> **ACTION ITEM**:
How many lines in the entries below include the word "name"? Respond with the number only.

> **Interface dataset entries**:

◆ ◆ ◆ ◆

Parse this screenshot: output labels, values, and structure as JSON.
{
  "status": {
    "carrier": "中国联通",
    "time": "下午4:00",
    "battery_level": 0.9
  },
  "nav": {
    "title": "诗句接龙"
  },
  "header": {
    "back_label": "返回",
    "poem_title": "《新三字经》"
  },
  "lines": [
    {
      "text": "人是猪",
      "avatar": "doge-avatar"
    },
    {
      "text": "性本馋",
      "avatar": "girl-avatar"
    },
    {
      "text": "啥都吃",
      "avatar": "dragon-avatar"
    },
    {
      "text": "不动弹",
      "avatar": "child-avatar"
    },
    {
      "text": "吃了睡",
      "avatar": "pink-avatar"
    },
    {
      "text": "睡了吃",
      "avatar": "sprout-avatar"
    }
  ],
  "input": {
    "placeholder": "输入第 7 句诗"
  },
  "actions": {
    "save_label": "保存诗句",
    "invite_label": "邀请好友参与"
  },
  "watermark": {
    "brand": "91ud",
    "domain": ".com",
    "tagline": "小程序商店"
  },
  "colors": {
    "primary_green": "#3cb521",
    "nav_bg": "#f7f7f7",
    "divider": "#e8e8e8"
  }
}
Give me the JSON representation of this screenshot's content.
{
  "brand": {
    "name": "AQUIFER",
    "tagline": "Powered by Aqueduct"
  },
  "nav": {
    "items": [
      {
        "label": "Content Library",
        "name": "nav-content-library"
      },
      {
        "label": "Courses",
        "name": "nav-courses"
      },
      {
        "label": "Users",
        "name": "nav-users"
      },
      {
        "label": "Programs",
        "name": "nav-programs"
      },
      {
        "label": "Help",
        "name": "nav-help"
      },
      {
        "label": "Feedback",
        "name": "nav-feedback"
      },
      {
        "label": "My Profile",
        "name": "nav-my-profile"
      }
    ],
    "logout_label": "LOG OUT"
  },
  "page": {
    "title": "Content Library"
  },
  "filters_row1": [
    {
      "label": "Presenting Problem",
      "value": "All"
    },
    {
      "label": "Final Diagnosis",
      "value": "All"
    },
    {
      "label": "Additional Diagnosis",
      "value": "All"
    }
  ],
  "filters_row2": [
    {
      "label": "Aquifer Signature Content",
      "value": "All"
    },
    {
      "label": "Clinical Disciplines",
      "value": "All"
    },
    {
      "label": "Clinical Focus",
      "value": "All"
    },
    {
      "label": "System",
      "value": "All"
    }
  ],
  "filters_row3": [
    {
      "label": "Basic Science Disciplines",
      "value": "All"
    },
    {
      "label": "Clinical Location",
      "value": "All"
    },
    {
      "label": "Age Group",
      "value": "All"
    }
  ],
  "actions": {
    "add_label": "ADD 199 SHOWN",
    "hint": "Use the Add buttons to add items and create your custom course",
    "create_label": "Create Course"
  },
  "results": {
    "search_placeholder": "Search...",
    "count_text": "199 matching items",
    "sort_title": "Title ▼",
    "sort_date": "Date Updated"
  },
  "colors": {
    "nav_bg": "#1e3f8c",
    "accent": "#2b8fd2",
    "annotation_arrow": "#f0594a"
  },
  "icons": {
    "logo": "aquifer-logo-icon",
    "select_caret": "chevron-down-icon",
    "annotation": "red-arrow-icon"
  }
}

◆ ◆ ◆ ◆

> **OUTPUT BELOW**:
8